Pakistan on Monday successfully tested the nuclear-capable Hatf-IX tactical missile with a range of 60 km, designed to defeat all known anti-tactical missile defence systems.
The test consisted of "successive launches of two missiles from a state-of-the-art multi-tube launcher", the military said in a statement describing the test of the short range surface-to-surface missile as successful.
The Hatf-IX or Nasr, which has "inflight manoeuvre capability", can carry "nuclear warheads of appropriate yield with high accuracy".
"This quick response system, which can fire a four missile salvo, ensures deterrence against threats in view of evolving scenarios. Additionally Nasr has been specially designed to defeat all known anti-tactical missile defence systems," the statement said.

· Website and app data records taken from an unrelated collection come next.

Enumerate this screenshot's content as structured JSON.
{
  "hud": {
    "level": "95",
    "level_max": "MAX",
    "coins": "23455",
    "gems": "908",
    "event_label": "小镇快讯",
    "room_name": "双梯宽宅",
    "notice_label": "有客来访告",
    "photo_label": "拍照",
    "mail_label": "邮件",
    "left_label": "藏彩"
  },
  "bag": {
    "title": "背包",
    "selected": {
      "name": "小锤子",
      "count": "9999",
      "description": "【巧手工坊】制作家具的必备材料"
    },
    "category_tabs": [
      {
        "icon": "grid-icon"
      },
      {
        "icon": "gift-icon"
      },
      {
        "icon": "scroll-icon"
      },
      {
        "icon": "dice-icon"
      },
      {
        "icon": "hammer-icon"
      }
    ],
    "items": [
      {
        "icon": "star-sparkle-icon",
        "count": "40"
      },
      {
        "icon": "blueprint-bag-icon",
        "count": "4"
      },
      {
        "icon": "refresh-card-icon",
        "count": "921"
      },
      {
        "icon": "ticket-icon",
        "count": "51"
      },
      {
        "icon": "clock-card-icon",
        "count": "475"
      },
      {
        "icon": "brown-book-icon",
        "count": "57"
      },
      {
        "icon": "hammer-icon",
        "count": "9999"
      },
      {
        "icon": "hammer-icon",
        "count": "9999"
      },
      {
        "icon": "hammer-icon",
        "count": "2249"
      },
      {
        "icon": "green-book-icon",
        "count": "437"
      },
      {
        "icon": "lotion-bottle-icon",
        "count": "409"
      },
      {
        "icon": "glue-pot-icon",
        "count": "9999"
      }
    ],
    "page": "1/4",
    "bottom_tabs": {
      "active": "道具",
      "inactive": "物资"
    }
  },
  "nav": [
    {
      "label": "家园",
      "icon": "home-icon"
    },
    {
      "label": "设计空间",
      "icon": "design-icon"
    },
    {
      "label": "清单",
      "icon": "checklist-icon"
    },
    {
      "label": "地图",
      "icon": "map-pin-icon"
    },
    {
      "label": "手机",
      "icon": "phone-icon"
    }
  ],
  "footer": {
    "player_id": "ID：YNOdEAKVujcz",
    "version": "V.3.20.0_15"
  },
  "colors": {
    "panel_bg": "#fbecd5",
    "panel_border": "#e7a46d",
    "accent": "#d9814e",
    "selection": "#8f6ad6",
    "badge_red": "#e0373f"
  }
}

The test was witnessed by Joint Chiefs of Staff Committee Chairman Gen Khalid Shameem Wynne, Strategic Plans Division chief Lt Gen (retired) Khalid Ahmed Kidwai, Army Strategic Forces Command chief Lt Gen Triq Nadeem Gilani, senior officers from the armed forces and scientists and engineers of strategic organisations.
The statement did not say where the test was conducted.
Addressing scientists and military officers of strategic organisations, Wynne congratulated them for a high standard of proficiency in operating the Nasr weapon system.
He said the armed forces were "fully capable of safeguarding Pakistan's security against all kinds of aggression".
The first test of the Hatf-IX was conducted in April 2011. At that time, experts and analysts said the short-range nuclear-capable missile was primarily aimed at deterring
India's Cold Start military doctrine, which envisages quick thrusts by small integrated battle groups in the event of hostilities.
Experts said the Hatf-IX would be deployed with a mobile multi-barrel launch system that has "shoot and scoot attributes", or the ability to fire at a target and immediately relocate to another position to avoid enemy counter-fire.